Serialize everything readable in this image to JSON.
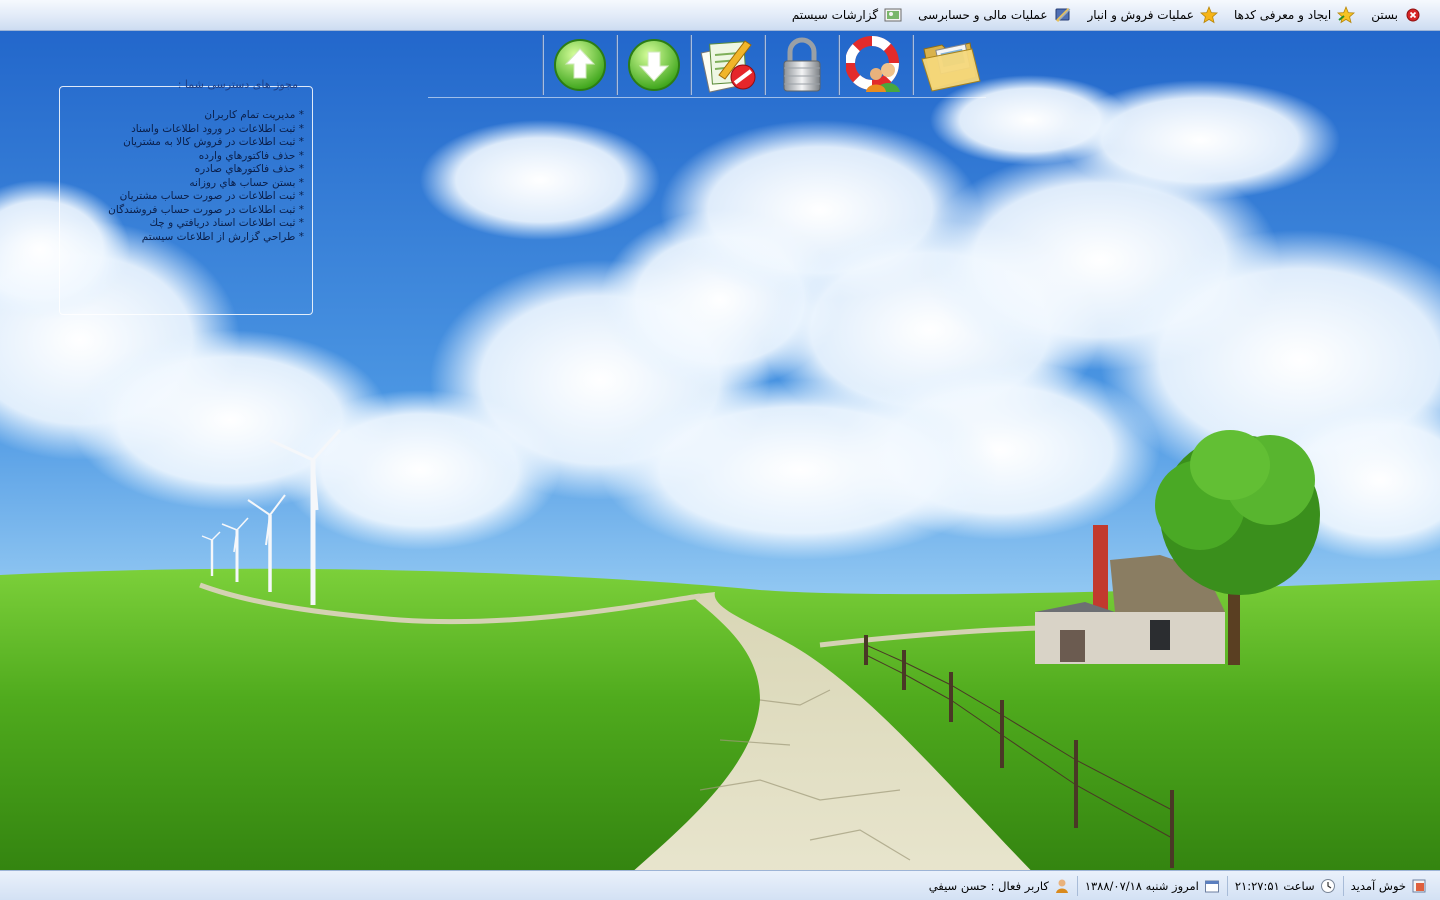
{
  "menu": {
    "items": [
      {
        "label": "بستن",
        "icon": "close-icon"
      },
      {
        "label": "ایجاد و معرفی کدها",
        "icon": "star-icon"
      },
      {
        "label": "عملیات فروش و انبار",
        "icon": "star-icon"
      },
      {
        "label": "عملیات مالی و حسابرسی",
        "icon": "tools-icon"
      },
      {
        "label": "گزارشات سیستم",
        "icon": "report-icon"
      }
    ]
  },
  "toolbar": {
    "buttons": [
      {
        "icon": "folder-icon"
      },
      {
        "icon": "support-users-icon"
      },
      {
        "icon": "lock-icon"
      },
      {
        "icon": "edit-document-icon"
      },
      {
        "icon": "download-arrow-icon"
      },
      {
        "icon": "upload-arrow-icon"
      }
    ]
  },
  "permissions": {
    "title": "مجوز های دسترسی شما :",
    "items": [
      "* مدیریت تمام کاربران",
      "* ثبت اطلاعات در ورود اطلاعات واسناد",
      "* ثبت اطلاعات در فروش کالا به مشتریان",
      "* حذف فاکتورهاي وارده",
      "* حذف فاکتورهاي صادره",
      "* بستن حساب هاي روزانه",
      "* ثبت اطلاعات در صورت حساب مشتریان",
      "* ثبت اطلاعات در صورت حساب فروشندگان",
      "* ثبت اطلاعات اسناد دریافتي و چك",
      "* طراحي گزارش از اطلاعات سیستم"
    ]
  },
  "status": {
    "welcome": "خوش آمدید",
    "time": "ساعت ۲۱:۲۷:۵۱",
    "date": "امروز شنبه ۱۳۸۸/۰۷/۱۸",
    "user": "کاربر فعال : حسن سیفي"
  },
  "colors": {
    "sky_top": "#2a6fd2",
    "grass": "#4fae1c",
    "menubar": "#dfe9f7"
  }
}
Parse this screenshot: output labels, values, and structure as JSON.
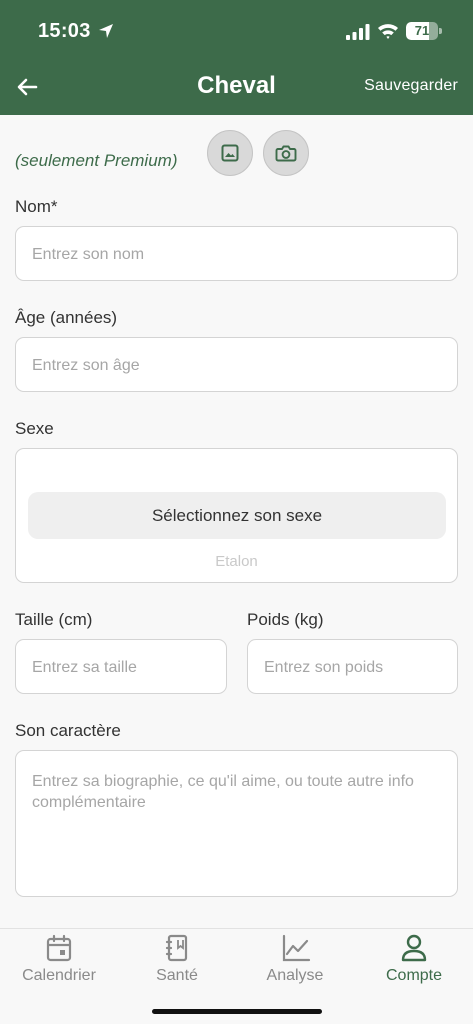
{
  "status_bar": {
    "time": "15:03",
    "battery": "71",
    "battery_level": 0.71
  },
  "header": {
    "title": "Cheval",
    "save_label": "Sauvegarder"
  },
  "photo": {
    "premium_note": "(seulement Premium)"
  },
  "form": {
    "name": {
      "label": "Nom*",
      "placeholder": "Entrez son nom"
    },
    "age": {
      "label": "Âge (années)",
      "placeholder": "Entrez son âge"
    },
    "sex": {
      "label": "Sexe",
      "selected": "Sélectionnez son sexe",
      "next_option": "Etalon"
    },
    "height": {
      "label": "Taille (cm)",
      "placeholder": "Entrez sa taille"
    },
    "weight": {
      "label": "Poids (kg)",
      "placeholder": "Entrez son poids"
    },
    "bio": {
      "label": "Son caractère",
      "placeholder": "Entrez sa biographie, ce qu'il aime, ou toute autre info complémentaire"
    }
  },
  "tabbar": {
    "items": [
      {
        "label": "Calendrier",
        "icon": "calendar-icon",
        "active": false
      },
      {
        "label": "Santé",
        "icon": "notebook-icon",
        "active": false
      },
      {
        "label": "Analyse",
        "icon": "chart-icon",
        "active": false
      },
      {
        "label": "Compte",
        "icon": "user-icon",
        "active": true
      }
    ]
  },
  "colors": {
    "brand": "#3d6b4a",
    "background": "#f8f8f8",
    "inactive": "#8a8a8a"
  }
}
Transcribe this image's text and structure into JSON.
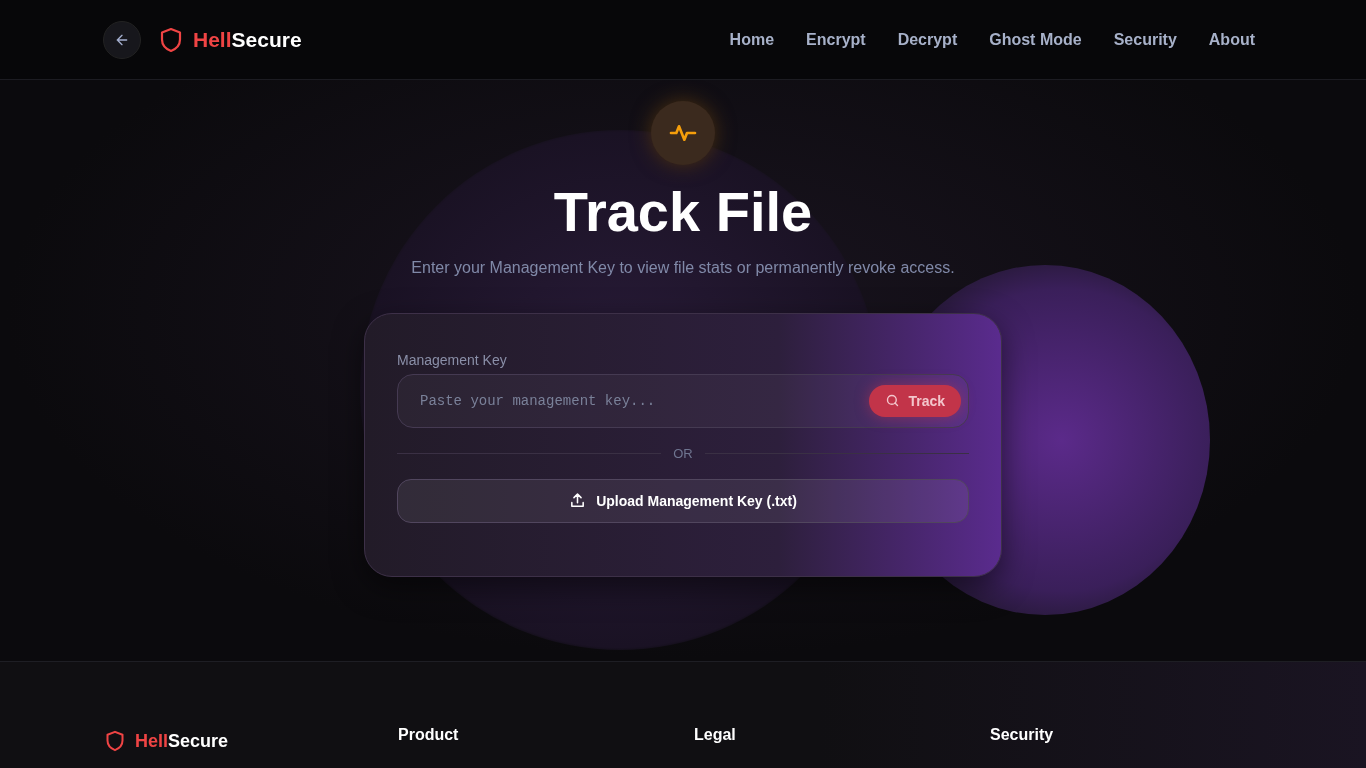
{
  "header": {
    "logo": {
      "accent": "Hell",
      "rest": "Secure"
    },
    "nav": [
      {
        "label": "Home"
      },
      {
        "label": "Encrypt"
      },
      {
        "label": "Decrypt"
      },
      {
        "label": "Ghost Mode"
      },
      {
        "label": "Security"
      },
      {
        "label": "About"
      }
    ]
  },
  "hero": {
    "title": "Track File",
    "subtitle": "Enter your Management Key to view file stats or permanently revoke access."
  },
  "form": {
    "label": "Management Key",
    "placeholder": "Paste your management key...",
    "track_button": "Track",
    "divider": "OR",
    "upload_button": "Upload Management Key (.txt)"
  },
  "footer": {
    "logo": {
      "accent": "Hell",
      "rest": "Secure"
    },
    "columns": [
      {
        "heading": "Product"
      },
      {
        "heading": "Legal"
      },
      {
        "heading": "Security"
      }
    ]
  }
}
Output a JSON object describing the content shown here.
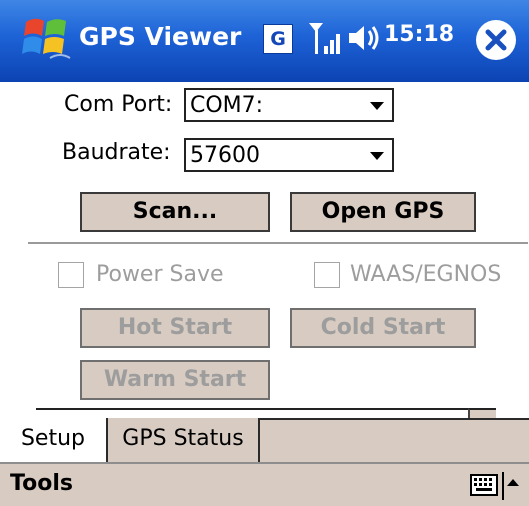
{
  "titlebar": {
    "app_title": "GPS Viewer",
    "g_badge": "G",
    "clock": "15:18",
    "icons": [
      "windows-start-icon",
      "g-badge-icon",
      "signal-icon",
      "volume-icon",
      "close-icon"
    ]
  },
  "setup": {
    "com_port_label": "Com Port:",
    "com_port_value": "COM7:",
    "baudrate_label": "Baudrate:",
    "baudrate_value": "57600",
    "scan_button": "Scan...",
    "open_gps_button": "Open GPS",
    "power_save_label": "Power Save",
    "waas_label": "WAAS/EGNOS",
    "hot_start_button": "Hot Start",
    "cold_start_button": "Cold Start",
    "warm_start_button": "Warm Start"
  },
  "tabs": [
    {
      "label": "Setup",
      "active": true
    },
    {
      "label": "GPS Status",
      "active": false
    }
  ],
  "menubar": {
    "tools_label": "Tools",
    "icons": [
      "keyboard-icon",
      "sip-up-arrow-icon"
    ]
  },
  "colors": {
    "titlebar_blue": "#1d62d6",
    "panel_beige": "#d8ccc2",
    "disabled_text": "#9d9d9d"
  }
}
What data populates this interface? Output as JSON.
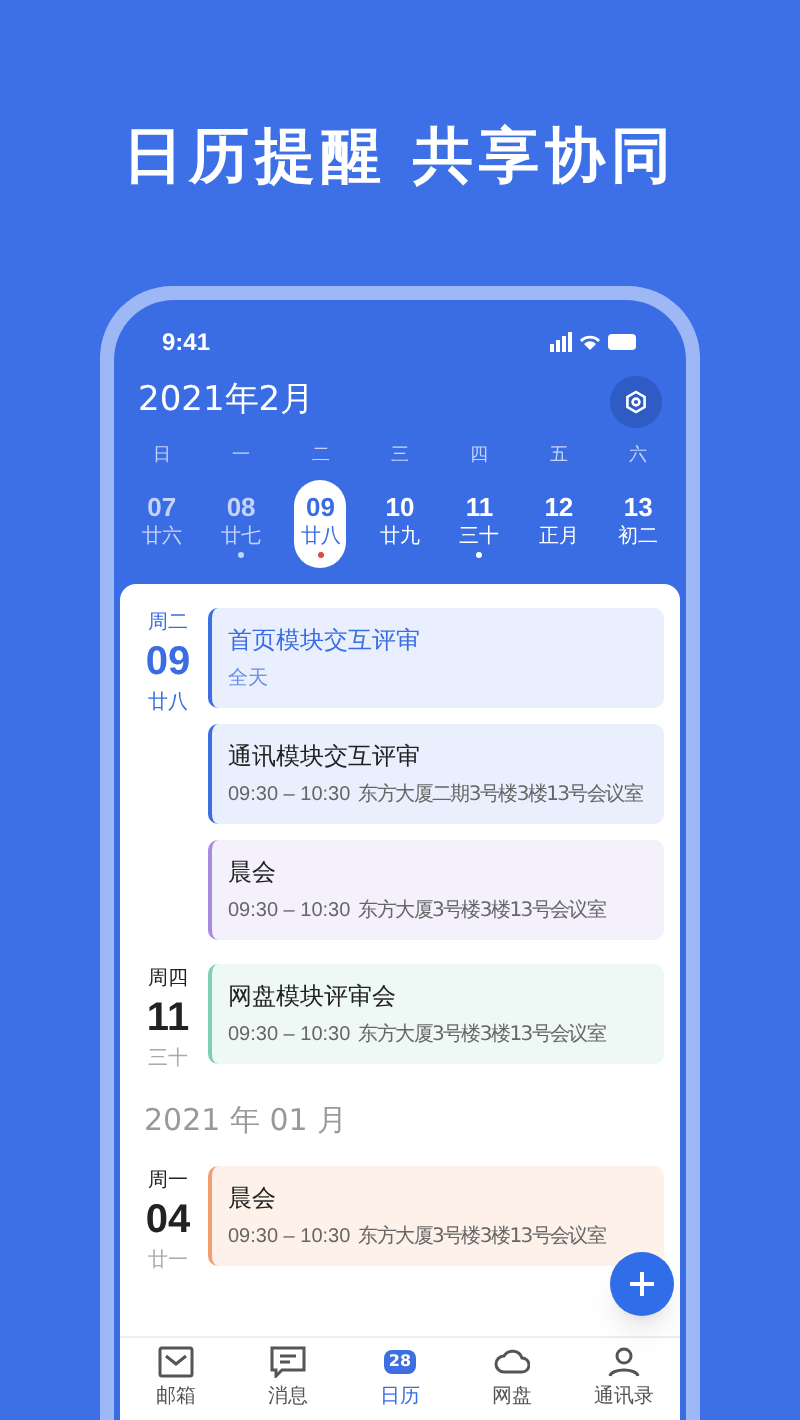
{
  "headline": "日历提醒 共享协同",
  "status_bar": {
    "time": "9:41"
  },
  "calendar": {
    "month_title": "2021年2月",
    "weekdays": [
      "日",
      "一",
      "二",
      "三",
      "四",
      "五",
      "六"
    ],
    "days": [
      {
        "date": "07",
        "lunar": "廿六",
        "selected": false,
        "has_event": false,
        "past": true
      },
      {
        "date": "08",
        "lunar": "廿七",
        "selected": false,
        "has_event": true,
        "past": true
      },
      {
        "date": "09",
        "lunar": "廿八",
        "selected": true,
        "has_event": true,
        "past": false
      },
      {
        "date": "10",
        "lunar": "廿九",
        "selected": false,
        "has_event": false,
        "past": false
      },
      {
        "date": "11",
        "lunar": "三十",
        "selected": false,
        "has_event": true,
        "past": false
      },
      {
        "date": "12",
        "lunar": "正月",
        "selected": false,
        "has_event": false,
        "past": false
      },
      {
        "date": "13",
        "lunar": "初二",
        "selected": false,
        "has_event": false,
        "past": false
      }
    ]
  },
  "agenda": [
    {
      "kind": "day",
      "weekday": "周二",
      "date": "09",
      "lunar": "廿八",
      "selected": true,
      "events": [
        {
          "title": "首页模块交互评审",
          "time": "全天",
          "selected": true,
          "color": "#3d6fe0"
        },
        {
          "title": "通讯模块交互评审",
          "time": "09:30 – 10:30",
          "location": "东方大厦二期3号楼3楼13号会议室",
          "selected": false,
          "color": "#3d6fe0"
        },
        {
          "title": "晨会",
          "time": "09:30 – 10:30",
          "location": "东方大厦3号楼3楼13号会议室",
          "selected": false,
          "color": "#a78bdc"
        }
      ]
    },
    {
      "kind": "day",
      "weekday": "周四",
      "date": "11",
      "lunar": "三十",
      "selected": false,
      "events": [
        {
          "title": "网盘模块评审会",
          "time": "09:30 – 10:30",
          "location": "东方大厦3号楼3楼13号会议室",
          "selected": false,
          "color": "#7fd0b0"
        }
      ]
    },
    {
      "kind": "month",
      "title": "2021 年 01 月"
    },
    {
      "kind": "day",
      "weekday": "周一",
      "date": "04",
      "lunar": "廿一",
      "selected": false,
      "events": [
        {
          "title": "晨会",
          "time": "09:30 – 10:30",
          "location": "东方大厦3号楼3楼13号会议室",
          "selected": false,
          "color": "#f0a070"
        }
      ]
    }
  ],
  "tab_bar": [
    {
      "label": "邮箱",
      "kind": "mail",
      "selected": false
    },
    {
      "label": "消息",
      "kind": "message",
      "selected": false
    },
    {
      "label": "日历",
      "kind": "calendar",
      "badge": "28",
      "selected": true
    },
    {
      "label": "网盘",
      "kind": "disk",
      "selected": false
    },
    {
      "label": "通讯录",
      "kind": "contacts",
      "selected": false
    }
  ]
}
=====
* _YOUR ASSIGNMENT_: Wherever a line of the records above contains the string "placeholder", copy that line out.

* _YOUR RESPONSE_:
      "placeholder": "Entrez son nom"
      "placeholder": "Entrez son âge"
      "placeholder": "Entrez sa taille"
      "placeholder": "Entrez son poids"
      "placeholder": "Entrez sa biographie, ce qu'il aime, ou toute autre info complémentaire"
    "placeholder": "Paste your management key...",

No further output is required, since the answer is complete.